**WHAT IS EXPECTED:** Out of the data below, copy every line with the string "July".

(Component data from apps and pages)
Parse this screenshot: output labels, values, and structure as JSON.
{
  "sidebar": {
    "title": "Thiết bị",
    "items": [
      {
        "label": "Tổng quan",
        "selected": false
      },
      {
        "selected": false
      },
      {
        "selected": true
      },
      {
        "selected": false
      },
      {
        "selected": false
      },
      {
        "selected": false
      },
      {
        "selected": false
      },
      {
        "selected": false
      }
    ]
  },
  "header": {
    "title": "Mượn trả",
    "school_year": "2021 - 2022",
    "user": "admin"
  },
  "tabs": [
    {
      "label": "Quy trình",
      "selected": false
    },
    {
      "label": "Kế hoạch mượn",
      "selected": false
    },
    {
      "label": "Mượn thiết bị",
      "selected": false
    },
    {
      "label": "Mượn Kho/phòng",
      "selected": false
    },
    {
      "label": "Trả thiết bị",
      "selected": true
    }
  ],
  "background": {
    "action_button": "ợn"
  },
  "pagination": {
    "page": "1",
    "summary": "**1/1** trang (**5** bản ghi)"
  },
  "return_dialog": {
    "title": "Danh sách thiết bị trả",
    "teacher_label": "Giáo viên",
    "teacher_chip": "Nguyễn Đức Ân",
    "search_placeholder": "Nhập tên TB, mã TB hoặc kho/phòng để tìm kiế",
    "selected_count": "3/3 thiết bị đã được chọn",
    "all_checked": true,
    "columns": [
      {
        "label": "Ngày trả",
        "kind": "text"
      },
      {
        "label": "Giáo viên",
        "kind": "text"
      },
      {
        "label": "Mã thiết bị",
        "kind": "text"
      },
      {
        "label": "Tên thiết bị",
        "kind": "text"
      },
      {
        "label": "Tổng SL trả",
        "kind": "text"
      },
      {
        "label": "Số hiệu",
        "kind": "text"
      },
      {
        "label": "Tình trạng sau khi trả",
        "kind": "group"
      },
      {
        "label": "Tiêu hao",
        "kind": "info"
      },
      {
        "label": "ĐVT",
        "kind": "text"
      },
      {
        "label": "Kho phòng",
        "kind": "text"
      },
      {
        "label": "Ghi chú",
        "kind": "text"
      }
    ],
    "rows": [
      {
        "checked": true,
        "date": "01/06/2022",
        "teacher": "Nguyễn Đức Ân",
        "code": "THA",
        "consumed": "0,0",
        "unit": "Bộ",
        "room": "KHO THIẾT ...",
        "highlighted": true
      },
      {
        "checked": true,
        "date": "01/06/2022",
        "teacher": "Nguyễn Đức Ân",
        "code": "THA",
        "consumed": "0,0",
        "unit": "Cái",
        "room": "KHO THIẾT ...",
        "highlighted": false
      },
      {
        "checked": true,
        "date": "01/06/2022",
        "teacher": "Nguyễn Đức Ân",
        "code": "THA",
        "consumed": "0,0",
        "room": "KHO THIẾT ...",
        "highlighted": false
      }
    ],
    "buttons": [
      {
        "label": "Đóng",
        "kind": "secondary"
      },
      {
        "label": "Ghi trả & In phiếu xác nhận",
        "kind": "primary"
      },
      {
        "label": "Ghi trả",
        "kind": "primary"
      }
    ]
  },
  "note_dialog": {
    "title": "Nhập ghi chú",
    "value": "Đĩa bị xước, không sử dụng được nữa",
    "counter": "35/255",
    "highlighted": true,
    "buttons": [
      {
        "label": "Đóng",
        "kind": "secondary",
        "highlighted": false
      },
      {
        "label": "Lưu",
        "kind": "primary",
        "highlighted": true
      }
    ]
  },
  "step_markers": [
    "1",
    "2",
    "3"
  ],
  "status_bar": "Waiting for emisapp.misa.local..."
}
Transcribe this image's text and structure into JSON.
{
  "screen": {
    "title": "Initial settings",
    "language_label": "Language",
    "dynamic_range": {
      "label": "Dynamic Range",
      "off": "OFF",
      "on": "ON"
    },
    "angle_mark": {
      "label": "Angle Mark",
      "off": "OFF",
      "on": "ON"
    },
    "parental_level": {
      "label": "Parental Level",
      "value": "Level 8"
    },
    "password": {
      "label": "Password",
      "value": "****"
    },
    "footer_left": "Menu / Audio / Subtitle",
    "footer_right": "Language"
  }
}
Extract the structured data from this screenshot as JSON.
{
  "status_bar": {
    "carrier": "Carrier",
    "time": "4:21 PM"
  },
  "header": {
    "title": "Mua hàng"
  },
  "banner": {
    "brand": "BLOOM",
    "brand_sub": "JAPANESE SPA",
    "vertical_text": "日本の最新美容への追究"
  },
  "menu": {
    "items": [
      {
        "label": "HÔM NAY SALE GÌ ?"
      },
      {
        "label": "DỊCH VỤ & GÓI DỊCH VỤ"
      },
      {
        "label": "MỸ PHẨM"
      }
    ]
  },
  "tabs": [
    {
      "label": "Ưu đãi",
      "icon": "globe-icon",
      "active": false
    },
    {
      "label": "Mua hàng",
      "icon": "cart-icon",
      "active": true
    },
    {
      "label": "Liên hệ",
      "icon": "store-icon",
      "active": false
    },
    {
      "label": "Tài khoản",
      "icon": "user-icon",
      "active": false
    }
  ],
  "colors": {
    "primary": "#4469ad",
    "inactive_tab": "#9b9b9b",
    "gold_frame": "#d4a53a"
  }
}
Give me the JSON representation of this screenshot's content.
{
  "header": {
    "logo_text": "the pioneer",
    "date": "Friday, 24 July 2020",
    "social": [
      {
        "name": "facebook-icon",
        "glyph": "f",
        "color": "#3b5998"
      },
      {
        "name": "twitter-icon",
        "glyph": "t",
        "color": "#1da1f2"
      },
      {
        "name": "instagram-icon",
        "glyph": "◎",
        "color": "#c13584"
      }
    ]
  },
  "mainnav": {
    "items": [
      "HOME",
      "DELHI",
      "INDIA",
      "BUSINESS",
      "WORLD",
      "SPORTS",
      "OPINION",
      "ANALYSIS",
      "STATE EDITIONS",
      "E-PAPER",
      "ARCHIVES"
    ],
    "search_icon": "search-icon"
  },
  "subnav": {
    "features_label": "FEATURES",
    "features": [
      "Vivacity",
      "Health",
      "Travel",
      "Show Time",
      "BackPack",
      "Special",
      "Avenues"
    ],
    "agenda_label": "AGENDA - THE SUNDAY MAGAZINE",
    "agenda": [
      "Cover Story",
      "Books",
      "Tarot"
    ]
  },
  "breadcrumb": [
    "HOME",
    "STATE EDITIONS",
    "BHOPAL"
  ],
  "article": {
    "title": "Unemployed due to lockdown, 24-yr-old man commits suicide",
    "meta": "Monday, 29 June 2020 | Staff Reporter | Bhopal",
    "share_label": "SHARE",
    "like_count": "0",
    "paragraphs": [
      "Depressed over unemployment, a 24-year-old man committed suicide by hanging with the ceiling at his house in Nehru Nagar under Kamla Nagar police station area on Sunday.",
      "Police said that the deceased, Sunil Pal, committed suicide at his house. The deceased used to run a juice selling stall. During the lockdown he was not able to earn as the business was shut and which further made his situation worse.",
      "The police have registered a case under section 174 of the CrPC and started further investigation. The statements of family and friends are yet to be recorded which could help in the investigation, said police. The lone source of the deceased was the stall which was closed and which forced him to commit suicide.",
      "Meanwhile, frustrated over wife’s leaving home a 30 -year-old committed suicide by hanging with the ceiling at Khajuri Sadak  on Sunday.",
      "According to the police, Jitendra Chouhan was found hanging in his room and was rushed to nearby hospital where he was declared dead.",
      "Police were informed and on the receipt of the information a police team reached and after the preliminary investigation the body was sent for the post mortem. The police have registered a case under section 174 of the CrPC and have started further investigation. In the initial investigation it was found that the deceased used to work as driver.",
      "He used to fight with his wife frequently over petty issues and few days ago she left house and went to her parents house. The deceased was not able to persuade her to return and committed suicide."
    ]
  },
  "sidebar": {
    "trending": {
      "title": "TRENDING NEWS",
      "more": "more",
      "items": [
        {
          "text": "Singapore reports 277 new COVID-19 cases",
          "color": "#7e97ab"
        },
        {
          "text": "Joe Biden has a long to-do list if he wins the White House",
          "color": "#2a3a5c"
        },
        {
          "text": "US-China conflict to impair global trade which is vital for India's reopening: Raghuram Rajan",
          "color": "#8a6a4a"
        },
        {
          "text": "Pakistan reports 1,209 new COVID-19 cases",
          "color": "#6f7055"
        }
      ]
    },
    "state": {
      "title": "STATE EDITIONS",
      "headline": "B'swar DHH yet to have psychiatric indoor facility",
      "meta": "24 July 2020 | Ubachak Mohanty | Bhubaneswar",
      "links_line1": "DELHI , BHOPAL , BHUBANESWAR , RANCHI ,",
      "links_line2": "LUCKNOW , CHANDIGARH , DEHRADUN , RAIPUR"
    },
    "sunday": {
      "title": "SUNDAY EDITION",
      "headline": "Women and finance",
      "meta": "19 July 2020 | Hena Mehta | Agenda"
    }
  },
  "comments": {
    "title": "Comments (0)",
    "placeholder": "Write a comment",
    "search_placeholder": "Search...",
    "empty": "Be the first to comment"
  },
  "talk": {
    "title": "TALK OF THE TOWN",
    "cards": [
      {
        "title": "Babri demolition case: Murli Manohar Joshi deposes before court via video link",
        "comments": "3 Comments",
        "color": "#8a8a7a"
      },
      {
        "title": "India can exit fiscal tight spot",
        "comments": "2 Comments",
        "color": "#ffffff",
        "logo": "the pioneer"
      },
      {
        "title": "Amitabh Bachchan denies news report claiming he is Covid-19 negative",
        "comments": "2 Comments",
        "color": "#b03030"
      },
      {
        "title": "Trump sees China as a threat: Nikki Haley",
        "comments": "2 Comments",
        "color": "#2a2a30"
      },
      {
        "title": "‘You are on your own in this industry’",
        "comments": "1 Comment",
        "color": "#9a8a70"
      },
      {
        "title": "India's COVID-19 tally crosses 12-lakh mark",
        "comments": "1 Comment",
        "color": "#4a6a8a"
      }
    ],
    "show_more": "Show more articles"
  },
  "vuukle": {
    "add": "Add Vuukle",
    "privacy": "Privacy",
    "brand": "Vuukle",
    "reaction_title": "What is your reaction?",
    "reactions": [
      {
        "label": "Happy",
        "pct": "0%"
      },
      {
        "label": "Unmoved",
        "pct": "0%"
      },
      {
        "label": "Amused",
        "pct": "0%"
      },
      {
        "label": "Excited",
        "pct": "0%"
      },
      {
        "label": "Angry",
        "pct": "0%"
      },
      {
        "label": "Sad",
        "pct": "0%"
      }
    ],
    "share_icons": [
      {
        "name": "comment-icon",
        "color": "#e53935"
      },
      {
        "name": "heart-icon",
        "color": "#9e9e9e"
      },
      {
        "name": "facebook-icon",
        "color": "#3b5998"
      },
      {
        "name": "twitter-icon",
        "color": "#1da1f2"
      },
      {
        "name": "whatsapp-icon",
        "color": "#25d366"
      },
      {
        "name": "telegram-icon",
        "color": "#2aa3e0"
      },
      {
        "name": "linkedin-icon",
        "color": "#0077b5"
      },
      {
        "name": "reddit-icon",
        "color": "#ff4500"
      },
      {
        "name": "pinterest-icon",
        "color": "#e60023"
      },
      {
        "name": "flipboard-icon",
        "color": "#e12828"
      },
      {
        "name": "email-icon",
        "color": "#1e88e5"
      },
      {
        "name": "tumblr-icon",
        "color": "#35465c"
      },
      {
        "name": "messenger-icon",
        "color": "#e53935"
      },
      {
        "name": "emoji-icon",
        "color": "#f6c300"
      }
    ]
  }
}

**ANSWER SPACE:**
    "date": "Friday, 24 July 2020",
      "meta": "24 July 2020 | Ubachak Mohanty | Bhubaneswar",
      "meta": "19 July 2020 | Hena Mehta | Agenda"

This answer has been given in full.